▶ Requirement:
Set down all of the entries precisely as they were written.

Excerpts from an interface dataset

= Beginning of Section =

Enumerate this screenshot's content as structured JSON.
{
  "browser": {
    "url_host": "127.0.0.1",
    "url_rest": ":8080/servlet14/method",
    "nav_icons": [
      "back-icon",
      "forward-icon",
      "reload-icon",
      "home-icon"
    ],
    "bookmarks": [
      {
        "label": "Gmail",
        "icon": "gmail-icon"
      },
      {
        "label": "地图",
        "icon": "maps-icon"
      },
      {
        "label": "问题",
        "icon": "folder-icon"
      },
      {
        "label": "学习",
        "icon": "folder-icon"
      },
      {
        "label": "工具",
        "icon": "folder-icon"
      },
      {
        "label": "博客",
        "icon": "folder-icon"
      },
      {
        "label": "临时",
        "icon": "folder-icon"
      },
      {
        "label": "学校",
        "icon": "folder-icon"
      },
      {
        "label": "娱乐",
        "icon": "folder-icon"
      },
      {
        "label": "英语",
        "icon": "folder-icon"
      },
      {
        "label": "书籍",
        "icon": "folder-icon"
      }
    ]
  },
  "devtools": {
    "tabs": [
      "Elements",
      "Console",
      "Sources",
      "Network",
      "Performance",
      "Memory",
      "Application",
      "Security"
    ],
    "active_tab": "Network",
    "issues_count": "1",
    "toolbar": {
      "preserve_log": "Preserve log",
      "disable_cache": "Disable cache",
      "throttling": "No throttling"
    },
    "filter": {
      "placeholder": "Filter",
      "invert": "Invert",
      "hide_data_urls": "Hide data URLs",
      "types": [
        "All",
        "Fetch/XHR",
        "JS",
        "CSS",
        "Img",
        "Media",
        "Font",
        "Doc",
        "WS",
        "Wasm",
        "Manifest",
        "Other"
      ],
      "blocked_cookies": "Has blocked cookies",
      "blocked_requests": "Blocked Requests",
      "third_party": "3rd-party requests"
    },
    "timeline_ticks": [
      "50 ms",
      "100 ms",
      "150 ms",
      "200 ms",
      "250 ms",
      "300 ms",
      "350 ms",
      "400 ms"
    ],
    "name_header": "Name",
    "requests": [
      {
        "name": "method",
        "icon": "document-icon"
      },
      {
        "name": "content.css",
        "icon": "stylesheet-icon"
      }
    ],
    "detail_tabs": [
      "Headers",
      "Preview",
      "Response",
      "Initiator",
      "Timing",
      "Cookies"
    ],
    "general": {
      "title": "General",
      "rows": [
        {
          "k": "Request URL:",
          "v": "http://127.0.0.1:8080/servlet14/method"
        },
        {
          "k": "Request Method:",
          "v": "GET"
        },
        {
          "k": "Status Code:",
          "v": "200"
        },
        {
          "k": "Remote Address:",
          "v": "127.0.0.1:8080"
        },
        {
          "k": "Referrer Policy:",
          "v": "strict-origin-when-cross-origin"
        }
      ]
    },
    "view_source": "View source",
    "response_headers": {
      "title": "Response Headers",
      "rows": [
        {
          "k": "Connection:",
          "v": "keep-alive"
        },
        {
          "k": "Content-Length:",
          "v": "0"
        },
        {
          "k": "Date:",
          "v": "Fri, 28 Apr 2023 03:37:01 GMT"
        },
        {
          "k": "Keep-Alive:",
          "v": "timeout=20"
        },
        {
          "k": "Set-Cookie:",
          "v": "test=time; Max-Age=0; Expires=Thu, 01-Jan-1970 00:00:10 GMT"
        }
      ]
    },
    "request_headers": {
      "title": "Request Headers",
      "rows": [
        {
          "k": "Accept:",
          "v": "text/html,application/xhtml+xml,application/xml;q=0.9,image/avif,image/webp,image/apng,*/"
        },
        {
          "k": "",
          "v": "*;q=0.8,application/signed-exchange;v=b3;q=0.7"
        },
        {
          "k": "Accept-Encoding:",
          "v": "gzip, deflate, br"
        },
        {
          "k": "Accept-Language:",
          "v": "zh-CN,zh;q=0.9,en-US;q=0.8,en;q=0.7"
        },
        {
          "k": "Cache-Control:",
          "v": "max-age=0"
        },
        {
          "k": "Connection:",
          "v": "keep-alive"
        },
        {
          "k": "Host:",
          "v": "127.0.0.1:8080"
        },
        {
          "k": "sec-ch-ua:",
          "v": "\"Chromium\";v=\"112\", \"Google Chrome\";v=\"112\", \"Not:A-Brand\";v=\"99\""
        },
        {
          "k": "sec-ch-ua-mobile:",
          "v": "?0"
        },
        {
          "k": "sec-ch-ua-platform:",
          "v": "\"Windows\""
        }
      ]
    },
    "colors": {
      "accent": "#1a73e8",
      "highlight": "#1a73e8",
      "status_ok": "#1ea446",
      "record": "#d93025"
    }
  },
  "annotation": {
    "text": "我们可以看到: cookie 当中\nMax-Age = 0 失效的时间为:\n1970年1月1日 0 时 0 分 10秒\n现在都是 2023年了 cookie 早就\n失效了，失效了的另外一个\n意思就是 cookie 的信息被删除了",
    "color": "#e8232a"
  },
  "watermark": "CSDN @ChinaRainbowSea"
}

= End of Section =

▶ Solution to this problem:
Enumerate this screenshot's content as structured JSON.
{
  "browser": {
    "url_host": "127.0.0.1",
    "url_rest": ":8080/servlet14/method",
    "nav_icons": [
      "back-icon",
      "forward-icon",
      "reload-icon",
      "home-icon"
    ],
    "bookmarks": [
      {
        "label": "Gmail",
        "icon": "gmail-icon"
      },
      {
        "label": "地图",
        "icon": "maps-icon"
      },
      {
        "label": "问题",
        "icon": "folder-icon"
      },
      {
        "label": "学习",
        "icon": "folder-icon"
      },
      {
        "label": "工具",
        "icon": "folder-icon"
      },
      {
        "label": "博客",
        "icon": "folder-icon"
      },
      {
        "label": "临时",
        "icon": "folder-icon"
      },
      {
        "label": "学校",
        "icon": "folder-icon"
      },
      {
        "label": "娱乐",
        "icon": "folder-icon"
      },
      {
        "label": "英语",
        "icon": "folder-icon"
      },
      {
        "label": "书籍",
        "icon": "folder-icon"
      }
    ]
  },
  "devtools": {
    "tabs": [
      "Elements",
      "Console",
      "Sources",
      "Network",
      "Performance",
      "Memory",
      "Application",
      "Security"
    ],
    "active_tab": "Network",
    "issues_count": "1",
    "toolbar": {
      "preserve_log": "Preserve log",
      "disable_cache": "Disable cache",
      "throttling": "No throttling"
    },
    "filter": {
      "placeholder": "Filter",
      "invert": "Invert",
      "hide_data_urls": "Hide data URLs",
      "types": [
        "All",
        "Fetch/XHR",
        "JS",
        "CSS",
        "Img",
        "Media",
        "Font",
        "Doc",
        "WS",
        "Wasm",
        "Manifest",
        "Other"
      ],
      "blocked_cookies": "Has blocked cookies",
      "blocked_requests": "Blocked Requests",
      "third_party": "3rd-party requests"
    },
    "timeline_ticks": [
      "50 ms",
      "100 ms",
      "150 ms",
      "200 ms",
      "250 ms",
      "300 ms",
      "350 ms",
      "400 ms"
    ],
    "name_header": "Name",
    "requests": [
      {
        "name": "method",
        "icon": "document-icon"
      },
      {
        "name": "content.css",
        "icon": "stylesheet-icon"
      }
    ],
    "detail_tabs": [
      "Headers",
      "Preview",
      "Response",
      "Initiator",
      "Timing",
      "Cookies"
    ],
    "general": {
      "title": "General",
      "rows": [
        {
          "k": "Request URL:",
          "v": "http://127.0.0.1:8080/servlet14/method"
        },
        {
          "k": "Request Method:",
          "v": "GET"
        },
        {
          "k": "Status Code:",
          "v": "200"
        },
        {
          "k": "Remote Address:",
          "v": "127.0.0.1:8080"
        },
        {
          "k": "Referrer Policy:",
          "v": "strict-origin-when-cross-origin"
        }
      ]
    },
    "view_source": "View source",
    "response_headers": {
      "title": "Response Headers",
      "rows": [
        {
          "k": "Connection:",
          "v": "keep-alive"
        },
        {
          "k": "Content-Length:",
          "v": "0"
        },
        {
          "k": "Date:",
          "v": "Fri, 28 Apr 2023 03:37:01 GMT"
        },
        {
          "k": "Keep-Alive:",
          "v": "timeout=20"
        },
        {
          "k": "Set-Cookie:",
          "v": "test=time; Max-Age=0; Expires=Thu, 01-Jan-1970 00:00:10 GMT"
        }
      ]
    },
    "request_headers": {
      "title": "Request Headers",
      "rows": [
        {
          "k": "Accept:",
          "v": "text/html,application/xhtml+xml,application/xml;q=0.9,image/avif,image/webp,image/apng,*/"
        },
        {
          "k": "",
          "v": "*;q=0.8,application/signed-exchange;v=b3;q=0.7"
        },
        {
          "k": "Accept-Encoding:",
          "v": "gzip, deflate, br"
        },
        {
          "k": "Accept-Language:",
          "v": "zh-CN,zh;q=0.9,en-US;q=0.8,en;q=0.7"
        },
        {
          "k": "Cache-Control:",
          "v": "max-age=0"
        },
        {
          "k": "Connection:",
          "v": "keep-alive"
        },
        {
          "k": "Host:",
          "v": "127.0.0.1:8080"
        },
        {
          "k": "sec-ch-ua:",
          "v": "\"Chromium\";v=\"112\", \"Google Chrome\";v=\"112\", \"Not:A-Brand\";v=\"99\""
        },
        {
          "k": "sec-ch-ua-mobile:",
          "v": "?0"
        },
        {
          "k": "sec-ch-ua-platform:",
          "v": "\"Windows\""
        }
      ]
    },
    "colors": {
      "accent": "#1a73e8",
      "highlight": "#1a73e8",
      "status_ok": "#1ea446",
      "record": "#d93025"
    }
  },
  "annotation": {
    "text": "我们可以看到: cookie 当中\nMax-Age = 0 失效的时间为:\n1970年1月1日 0 时 0 分 10秒\n现在都是 2023年了 cookie 早就\n失效了，失效了的另外一个\n意思就是 cookie 的信息被删除了",
    "color": "#e8232a"
  },
  "watermark": "CSDN @ChinaRainbowSea"
}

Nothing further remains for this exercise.